Initially, the painting’s political credibility was thought to depend on its observed veracity–the painter of modern life, Baudelaire’s man in the crowd, must be present as history unfolds. That wasn’t possible in this case, but Manet was able to obtain details of dress, setting, and figure position from the few published accounts and photographs of the execution that had evaded Napoléon III’s censorship of the press following the incident. Over the following 18 months, revisions, corrections, and additions to those accounts caused Manet to abandon two  large-scale versions of the Execution of Maximilian, which misrepresented either the place, time of day or order of events, before he arrived at the final version. For that version, instead of doggedly attempting to create an illusion of empiricism, he focused on the ability of his chosen medium to capture and frame history. He did so by setting the representation of a political execution in broader art historical context by conspicuously alluding to Goya’s Third of May 1808, which he had seen for the first time on a recent trip to Spain.

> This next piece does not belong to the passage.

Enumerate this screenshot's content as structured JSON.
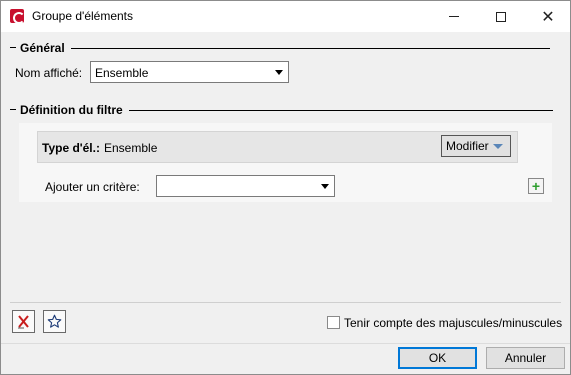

The wisdom of Manet’s decision to forego full, descriptive accuracy in order tell a deeper truth about the execution’s political and historical significance becomes clear when his final version is compared to The Last Moments of Maximilian (1882), by academician Jean-Paul Laurens. Fifteen years after Maximilan’s death and 11 years after the end of the Second Empire, Laurens had access to the full historical record, which he scrupulously recreates in every detail of costume, setting, gesture, and position. Laurens’ slavish accuracy overwhelms the viewer with superficiality, as if to divert attention from the utterly banal interpretation of the event, which idealizes and flatters the emperor and demonizes the executioners. Despite his ostentatious fidelity to the record, Laurens omits the most, if not the only, significant fact of that record, the execution itself, sparing us the sight of violence in favor of sentimental “last moments,” while Manet shows us the precise and horrible moment when incident passes into history.

Turning back to Manet, aspects of the Execution of Maximilian that initially appeared to be faults–cramped composition, overly-close point of view, awkward occlusions and so on–now seem like virtues, as the cursory brushwork and laconic approach to detail underscore the empty prolixity and meretricious nature of Laurens’ handling of history and paint.

Due the politically-charged content, none of Manet’s versions of the Execution of Maximilian were exhibited in France in his lifetime.